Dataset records
◇ ◇ ◇
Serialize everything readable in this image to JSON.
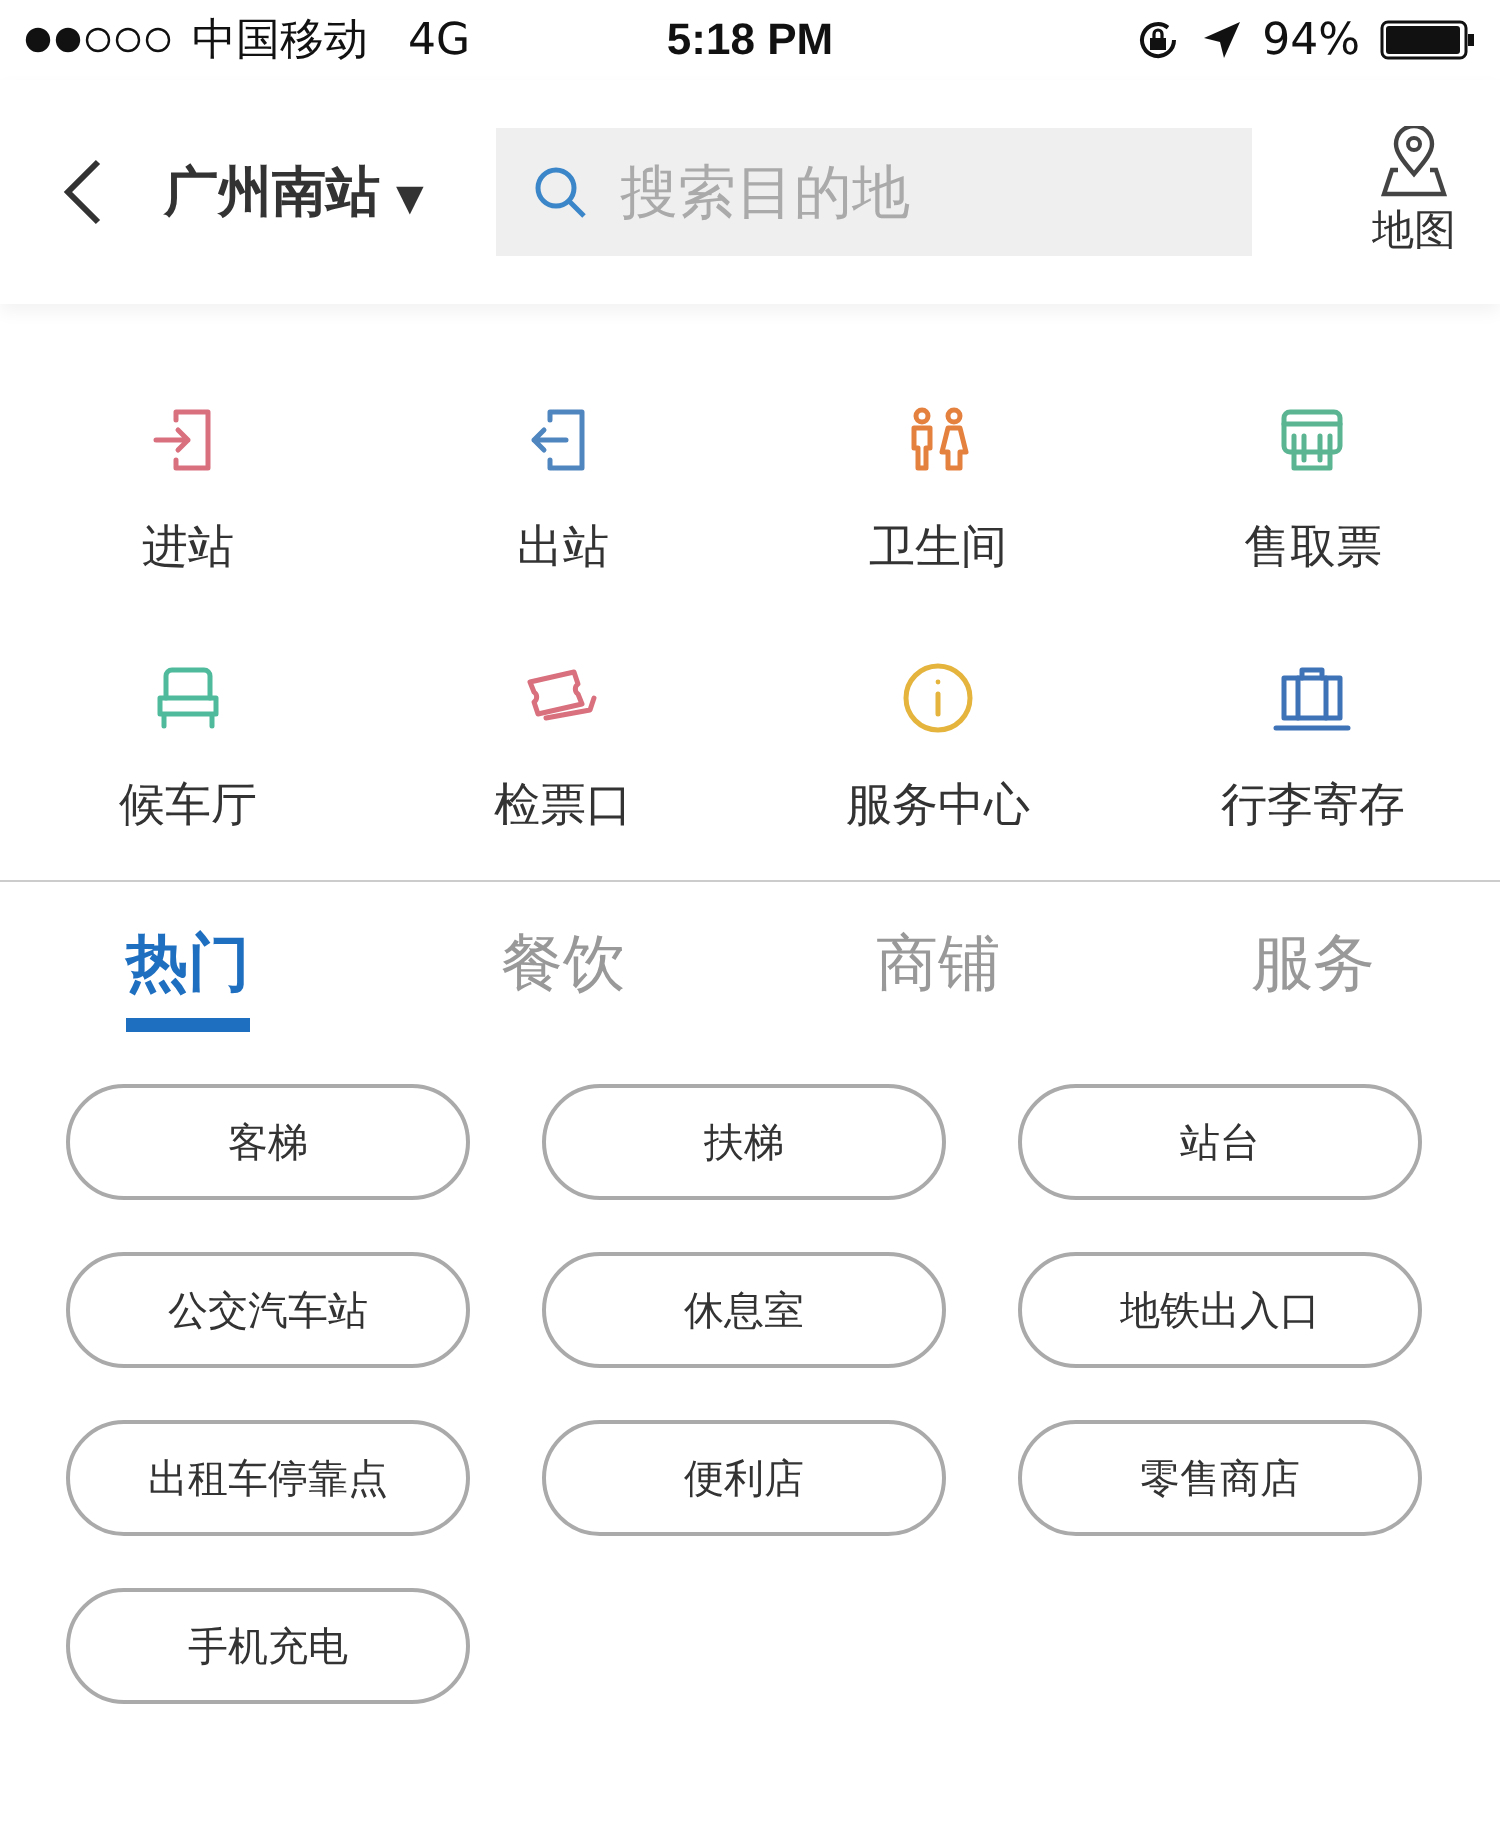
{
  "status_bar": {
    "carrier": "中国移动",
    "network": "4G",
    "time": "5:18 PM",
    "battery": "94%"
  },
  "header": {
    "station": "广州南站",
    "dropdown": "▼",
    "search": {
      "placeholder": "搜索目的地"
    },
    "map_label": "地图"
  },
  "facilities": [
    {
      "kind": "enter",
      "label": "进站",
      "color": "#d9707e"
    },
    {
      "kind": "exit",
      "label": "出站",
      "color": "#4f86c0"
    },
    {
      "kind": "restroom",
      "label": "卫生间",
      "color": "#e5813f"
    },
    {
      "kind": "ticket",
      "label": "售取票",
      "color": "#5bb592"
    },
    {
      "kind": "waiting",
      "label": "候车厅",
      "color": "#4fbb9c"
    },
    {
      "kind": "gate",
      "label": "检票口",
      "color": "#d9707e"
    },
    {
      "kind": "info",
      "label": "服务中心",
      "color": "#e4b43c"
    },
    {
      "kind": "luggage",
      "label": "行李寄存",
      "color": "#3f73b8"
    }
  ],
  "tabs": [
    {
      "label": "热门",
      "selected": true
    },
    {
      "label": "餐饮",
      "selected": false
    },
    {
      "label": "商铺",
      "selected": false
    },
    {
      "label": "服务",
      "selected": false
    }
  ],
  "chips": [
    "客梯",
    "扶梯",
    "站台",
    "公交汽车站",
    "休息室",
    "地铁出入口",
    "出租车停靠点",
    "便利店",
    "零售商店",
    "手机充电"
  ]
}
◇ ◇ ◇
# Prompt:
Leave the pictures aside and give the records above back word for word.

# Solution for this problem:
Serialize everything readable in this image to JSON.
{
  "status_bar": {
    "carrier": "中国移动",
    "network": "4G",
    "time": "5:18 PM",
    "battery": "94%"
  },
  "header": {
    "station": "广州南站",
    "dropdown": "▼",
    "search": {
      "placeholder": "搜索目的地"
    },
    "map_label": "地图"
  },
  "facilities": [
    {
      "kind": "enter",
      "label": "进站",
      "color": "#d9707e"
    },
    {
      "kind": "exit",
      "label": "出站",
      "color": "#4f86c0"
    },
    {
      "kind": "restroom",
      "label": "卫生间",
      "color": "#e5813f"
    },
    {
      "kind": "ticket",
      "label": "售取票",
      "color": "#5bb592"
    },
    {
      "kind": "waiting",
      "label": "候车厅",
      "color": "#4fbb9c"
    },
    {
      "kind": "gate",
      "label": "检票口",
      "color": "#d9707e"
    },
    {
      "kind": "info",
      "label": "服务中心",
      "color": "#e4b43c"
    },
    {
      "kind": "luggage",
      "label": "行李寄存",
      "color": "#3f73b8"
    }
  ],
  "tabs": [
    {
      "label": "热门",
      "selected": true
    },
    {
      "label": "餐饮",
      "selected": false
    },
    {
      "label": "商铺",
      "selected": false
    },
    {
      "label": "服务",
      "selected": false
    }
  ],
  "chips": [
    "客梯",
    "扶梯",
    "站台",
    "公交汽车站",
    "休息室",
    "地铁出入口",
    "出租车停靠点",
    "便利店",
    "零售商店",
    "手机充电"
  ]
}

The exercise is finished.